A commonly used type of bone marrow stem cell may be able to help treat sepsis, a deadly condition that can occur when an infection spreads throughout the body, says a new study from researchers in Ottawa and Toronto.
The study, published in the American Journal of Respiratory and Critical Care Medicine, shows that these cells can triple survival rates in an experimental model of sepsis.
This work was a collaboration between research groups led by Dr. Duncan Stewart at the Ottawa Hospital Research Institute (OHRI), Dr. Arthur Slutsky at St. Michael's Hospital and Dr. W. Conrad Liles at the University Health Network in Toronto.
The researchers tested these cells in mice with sepsis. Bacteria from the gut were released into the abdomen, resulting in severe infection, inflammation and organ damage throughout the body.
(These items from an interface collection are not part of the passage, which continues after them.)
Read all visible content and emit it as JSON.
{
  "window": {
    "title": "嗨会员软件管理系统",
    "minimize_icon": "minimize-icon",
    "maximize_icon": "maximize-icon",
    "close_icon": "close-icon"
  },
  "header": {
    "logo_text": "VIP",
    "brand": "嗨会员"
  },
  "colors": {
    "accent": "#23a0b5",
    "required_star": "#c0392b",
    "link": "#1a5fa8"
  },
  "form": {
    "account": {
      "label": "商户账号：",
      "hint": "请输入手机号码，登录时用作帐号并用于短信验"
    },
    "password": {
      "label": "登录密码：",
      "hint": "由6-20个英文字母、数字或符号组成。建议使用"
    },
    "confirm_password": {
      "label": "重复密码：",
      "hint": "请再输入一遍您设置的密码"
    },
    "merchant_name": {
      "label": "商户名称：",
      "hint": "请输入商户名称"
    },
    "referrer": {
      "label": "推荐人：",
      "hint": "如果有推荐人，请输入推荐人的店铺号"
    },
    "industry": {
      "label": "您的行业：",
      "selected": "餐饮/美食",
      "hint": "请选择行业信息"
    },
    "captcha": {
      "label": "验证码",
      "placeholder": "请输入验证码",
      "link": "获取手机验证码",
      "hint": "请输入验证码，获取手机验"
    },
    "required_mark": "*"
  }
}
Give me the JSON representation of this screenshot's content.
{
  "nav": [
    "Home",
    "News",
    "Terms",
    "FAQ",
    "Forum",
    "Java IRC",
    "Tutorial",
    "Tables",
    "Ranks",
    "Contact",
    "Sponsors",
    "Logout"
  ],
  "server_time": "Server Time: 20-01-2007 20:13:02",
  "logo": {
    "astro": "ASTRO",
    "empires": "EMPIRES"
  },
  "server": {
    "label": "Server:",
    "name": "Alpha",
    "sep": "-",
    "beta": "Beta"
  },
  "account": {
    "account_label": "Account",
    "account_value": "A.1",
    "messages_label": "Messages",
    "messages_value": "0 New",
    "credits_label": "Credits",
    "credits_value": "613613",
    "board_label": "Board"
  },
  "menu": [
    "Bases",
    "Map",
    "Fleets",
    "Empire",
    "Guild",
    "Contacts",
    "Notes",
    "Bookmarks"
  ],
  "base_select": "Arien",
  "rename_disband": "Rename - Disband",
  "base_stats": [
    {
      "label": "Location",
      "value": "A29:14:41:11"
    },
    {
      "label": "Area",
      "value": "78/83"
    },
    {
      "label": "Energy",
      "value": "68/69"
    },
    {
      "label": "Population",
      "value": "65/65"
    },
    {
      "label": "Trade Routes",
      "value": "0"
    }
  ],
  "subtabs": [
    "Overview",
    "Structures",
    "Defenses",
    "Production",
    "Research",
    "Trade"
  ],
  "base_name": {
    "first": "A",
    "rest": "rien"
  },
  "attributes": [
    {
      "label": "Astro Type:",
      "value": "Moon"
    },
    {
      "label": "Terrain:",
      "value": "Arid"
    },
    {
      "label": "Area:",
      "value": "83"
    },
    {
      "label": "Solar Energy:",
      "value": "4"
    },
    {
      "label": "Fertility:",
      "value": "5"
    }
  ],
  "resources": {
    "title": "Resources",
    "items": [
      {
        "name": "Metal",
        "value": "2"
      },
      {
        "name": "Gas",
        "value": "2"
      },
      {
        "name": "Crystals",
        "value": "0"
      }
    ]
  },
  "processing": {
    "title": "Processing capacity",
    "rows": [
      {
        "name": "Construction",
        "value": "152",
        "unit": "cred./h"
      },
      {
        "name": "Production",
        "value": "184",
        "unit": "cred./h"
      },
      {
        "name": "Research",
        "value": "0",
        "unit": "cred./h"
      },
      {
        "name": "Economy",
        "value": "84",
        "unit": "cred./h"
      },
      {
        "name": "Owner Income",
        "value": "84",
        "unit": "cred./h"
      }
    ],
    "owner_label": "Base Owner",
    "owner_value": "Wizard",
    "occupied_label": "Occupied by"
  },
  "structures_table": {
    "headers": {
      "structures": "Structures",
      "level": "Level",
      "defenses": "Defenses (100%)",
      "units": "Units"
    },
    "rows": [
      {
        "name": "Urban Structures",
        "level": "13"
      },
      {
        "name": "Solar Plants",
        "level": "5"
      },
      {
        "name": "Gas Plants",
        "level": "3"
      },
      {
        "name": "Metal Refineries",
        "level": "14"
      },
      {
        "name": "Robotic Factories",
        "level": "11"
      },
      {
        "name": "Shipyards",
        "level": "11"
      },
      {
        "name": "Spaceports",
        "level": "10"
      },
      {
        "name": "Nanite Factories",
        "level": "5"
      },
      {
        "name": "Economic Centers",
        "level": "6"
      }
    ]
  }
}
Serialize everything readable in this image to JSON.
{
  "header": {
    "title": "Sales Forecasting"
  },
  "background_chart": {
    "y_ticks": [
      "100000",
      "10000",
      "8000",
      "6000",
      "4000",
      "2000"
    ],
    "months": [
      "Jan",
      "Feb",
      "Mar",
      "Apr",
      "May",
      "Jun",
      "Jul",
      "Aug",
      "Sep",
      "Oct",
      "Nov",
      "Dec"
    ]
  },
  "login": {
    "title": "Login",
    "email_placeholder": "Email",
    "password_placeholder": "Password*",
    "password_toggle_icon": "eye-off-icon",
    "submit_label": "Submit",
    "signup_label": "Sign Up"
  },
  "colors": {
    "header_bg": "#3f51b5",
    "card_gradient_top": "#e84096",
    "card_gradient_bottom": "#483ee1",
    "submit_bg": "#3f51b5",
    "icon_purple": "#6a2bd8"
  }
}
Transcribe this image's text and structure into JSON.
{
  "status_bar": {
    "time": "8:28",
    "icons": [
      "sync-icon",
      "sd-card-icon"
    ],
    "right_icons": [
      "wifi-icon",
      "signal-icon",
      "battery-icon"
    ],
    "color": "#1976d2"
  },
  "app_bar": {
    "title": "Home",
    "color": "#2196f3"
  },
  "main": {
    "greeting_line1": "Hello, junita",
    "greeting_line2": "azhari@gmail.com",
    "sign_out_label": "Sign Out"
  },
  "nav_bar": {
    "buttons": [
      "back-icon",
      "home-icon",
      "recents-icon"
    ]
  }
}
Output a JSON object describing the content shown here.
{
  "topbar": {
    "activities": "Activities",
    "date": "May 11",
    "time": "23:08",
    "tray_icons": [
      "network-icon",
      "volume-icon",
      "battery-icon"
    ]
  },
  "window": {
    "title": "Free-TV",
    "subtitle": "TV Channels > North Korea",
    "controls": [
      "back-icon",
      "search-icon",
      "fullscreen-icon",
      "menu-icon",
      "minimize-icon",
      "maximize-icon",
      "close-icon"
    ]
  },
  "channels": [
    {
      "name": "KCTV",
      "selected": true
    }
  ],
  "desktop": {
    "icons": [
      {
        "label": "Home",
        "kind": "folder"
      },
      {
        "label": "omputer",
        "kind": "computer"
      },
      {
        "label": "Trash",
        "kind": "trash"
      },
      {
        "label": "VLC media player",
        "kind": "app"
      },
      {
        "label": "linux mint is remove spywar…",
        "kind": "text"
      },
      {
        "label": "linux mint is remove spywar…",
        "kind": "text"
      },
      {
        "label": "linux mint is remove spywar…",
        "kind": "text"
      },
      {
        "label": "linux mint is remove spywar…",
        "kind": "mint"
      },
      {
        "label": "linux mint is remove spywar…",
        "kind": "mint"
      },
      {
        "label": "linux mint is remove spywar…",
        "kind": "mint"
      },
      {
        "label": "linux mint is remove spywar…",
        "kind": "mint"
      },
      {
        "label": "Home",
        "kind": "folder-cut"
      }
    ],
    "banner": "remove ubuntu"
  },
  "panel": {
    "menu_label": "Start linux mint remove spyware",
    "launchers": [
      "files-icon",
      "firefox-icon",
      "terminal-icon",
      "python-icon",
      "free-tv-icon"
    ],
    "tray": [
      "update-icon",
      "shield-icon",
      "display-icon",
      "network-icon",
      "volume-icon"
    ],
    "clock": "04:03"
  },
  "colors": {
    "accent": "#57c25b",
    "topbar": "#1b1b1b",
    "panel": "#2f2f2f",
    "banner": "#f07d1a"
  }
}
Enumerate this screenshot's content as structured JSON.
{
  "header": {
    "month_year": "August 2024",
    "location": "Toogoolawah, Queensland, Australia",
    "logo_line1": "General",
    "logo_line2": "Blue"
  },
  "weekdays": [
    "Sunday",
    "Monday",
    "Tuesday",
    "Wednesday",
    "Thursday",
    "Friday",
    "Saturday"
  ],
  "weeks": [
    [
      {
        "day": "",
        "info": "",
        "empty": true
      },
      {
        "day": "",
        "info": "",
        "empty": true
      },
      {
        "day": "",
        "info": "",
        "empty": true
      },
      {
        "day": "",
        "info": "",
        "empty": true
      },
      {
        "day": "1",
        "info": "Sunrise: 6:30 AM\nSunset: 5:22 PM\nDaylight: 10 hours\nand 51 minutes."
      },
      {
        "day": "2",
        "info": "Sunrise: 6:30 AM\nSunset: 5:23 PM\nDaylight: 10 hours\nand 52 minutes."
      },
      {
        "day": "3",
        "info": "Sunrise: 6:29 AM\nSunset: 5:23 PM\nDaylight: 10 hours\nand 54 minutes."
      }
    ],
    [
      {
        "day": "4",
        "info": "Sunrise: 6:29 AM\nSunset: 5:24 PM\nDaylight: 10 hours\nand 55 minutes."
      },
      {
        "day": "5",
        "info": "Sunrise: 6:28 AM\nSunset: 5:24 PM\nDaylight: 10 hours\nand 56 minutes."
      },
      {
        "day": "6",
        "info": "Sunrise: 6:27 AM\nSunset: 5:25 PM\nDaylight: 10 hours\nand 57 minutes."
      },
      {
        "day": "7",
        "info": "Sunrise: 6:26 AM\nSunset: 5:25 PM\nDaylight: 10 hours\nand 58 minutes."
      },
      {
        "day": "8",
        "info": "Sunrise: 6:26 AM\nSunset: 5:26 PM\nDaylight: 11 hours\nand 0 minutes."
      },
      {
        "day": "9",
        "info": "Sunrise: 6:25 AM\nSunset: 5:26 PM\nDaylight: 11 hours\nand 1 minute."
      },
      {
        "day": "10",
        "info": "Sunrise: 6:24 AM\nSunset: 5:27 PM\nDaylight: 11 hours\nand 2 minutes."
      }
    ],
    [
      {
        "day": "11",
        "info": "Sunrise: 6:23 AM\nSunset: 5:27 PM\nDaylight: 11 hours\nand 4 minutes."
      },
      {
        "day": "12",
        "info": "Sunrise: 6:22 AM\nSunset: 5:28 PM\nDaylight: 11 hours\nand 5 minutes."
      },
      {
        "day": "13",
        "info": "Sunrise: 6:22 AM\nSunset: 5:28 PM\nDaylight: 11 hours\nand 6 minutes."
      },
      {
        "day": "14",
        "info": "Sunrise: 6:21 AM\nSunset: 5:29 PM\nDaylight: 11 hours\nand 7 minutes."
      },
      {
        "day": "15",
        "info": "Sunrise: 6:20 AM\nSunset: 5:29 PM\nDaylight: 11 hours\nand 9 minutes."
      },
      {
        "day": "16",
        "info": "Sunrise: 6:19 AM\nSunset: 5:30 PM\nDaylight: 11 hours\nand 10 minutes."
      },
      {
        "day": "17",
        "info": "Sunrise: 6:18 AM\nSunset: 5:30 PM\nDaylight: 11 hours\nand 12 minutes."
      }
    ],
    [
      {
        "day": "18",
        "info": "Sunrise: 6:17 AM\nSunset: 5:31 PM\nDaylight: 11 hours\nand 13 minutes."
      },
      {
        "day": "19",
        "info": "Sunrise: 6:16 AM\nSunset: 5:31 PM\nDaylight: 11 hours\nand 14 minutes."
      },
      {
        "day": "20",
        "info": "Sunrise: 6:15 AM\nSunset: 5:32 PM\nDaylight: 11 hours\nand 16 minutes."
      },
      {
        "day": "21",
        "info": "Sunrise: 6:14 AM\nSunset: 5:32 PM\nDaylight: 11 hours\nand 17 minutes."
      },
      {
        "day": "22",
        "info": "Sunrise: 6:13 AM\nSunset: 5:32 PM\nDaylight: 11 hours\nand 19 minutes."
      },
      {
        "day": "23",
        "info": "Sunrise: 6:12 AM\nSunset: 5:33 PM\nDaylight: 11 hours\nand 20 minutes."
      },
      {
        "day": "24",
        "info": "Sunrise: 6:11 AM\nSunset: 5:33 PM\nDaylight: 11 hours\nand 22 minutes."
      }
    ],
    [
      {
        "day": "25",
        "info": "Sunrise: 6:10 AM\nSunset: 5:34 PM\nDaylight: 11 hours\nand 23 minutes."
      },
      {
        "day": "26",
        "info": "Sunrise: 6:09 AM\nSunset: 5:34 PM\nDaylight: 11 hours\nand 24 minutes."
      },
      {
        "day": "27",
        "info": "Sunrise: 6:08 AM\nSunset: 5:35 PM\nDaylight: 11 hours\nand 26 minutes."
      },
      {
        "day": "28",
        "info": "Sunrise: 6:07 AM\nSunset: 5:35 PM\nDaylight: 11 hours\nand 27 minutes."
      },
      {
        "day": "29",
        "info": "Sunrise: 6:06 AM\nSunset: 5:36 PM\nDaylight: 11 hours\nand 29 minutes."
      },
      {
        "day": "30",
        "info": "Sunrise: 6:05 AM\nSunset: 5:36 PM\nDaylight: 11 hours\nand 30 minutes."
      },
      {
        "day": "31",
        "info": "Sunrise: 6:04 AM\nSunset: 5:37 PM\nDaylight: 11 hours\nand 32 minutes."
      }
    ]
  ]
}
Six hours after inducing the infection, approximately half the mice were given an intravenous injection of mouse mesenchymal stem cells, while the other half received a control injection of a salt solution. Both groups of animals also received antibiotics, which is the standard treatment for sepsis in the clinic. After five days, 50 per cent of the animals that received the cells were alive, compared to just 15 per cent of the control animals that did not receive the cells.
Other experiments showed that mice that were treated with mesenchymal stem cells had healthier lungs and other organs, lower levels of bacteria and a more moderate level of inflammation. Further analysis revealed that the treatment caused a global change in the expression of genes that are associated with inflammation, such that the damaging effects of inflammation were reduced while the ability to clear the infection was increased.
"Our results suggest that mesenchymal stem cells may provide a promising new approach for treating organ damage caused by severe infection and we are looking to test this in patients in the near future," said Dr. Stewart.
"Sepsis is a life-threatening medical condition caused by the body's response to infection," said Dr. Slutsky. "About a quarter of patients with severe sepsis die, and there are very few specific therapies for this devastating condition. That's why this study is potentially important."
"To achieve approximately 70 per cent reduction in mortality is pretty remarkable, even in a mouse model," said Dr. Liles. "By using a cell therapy, we can target multiple pathways that feed into this complex physiology rather than just one single pathway or factor."
Sepsis is the second leading cause of mortality in Canadian and U.S. intensive care units, resulting in more than 200,000 deaths each year and more than $16 billion in health care costs.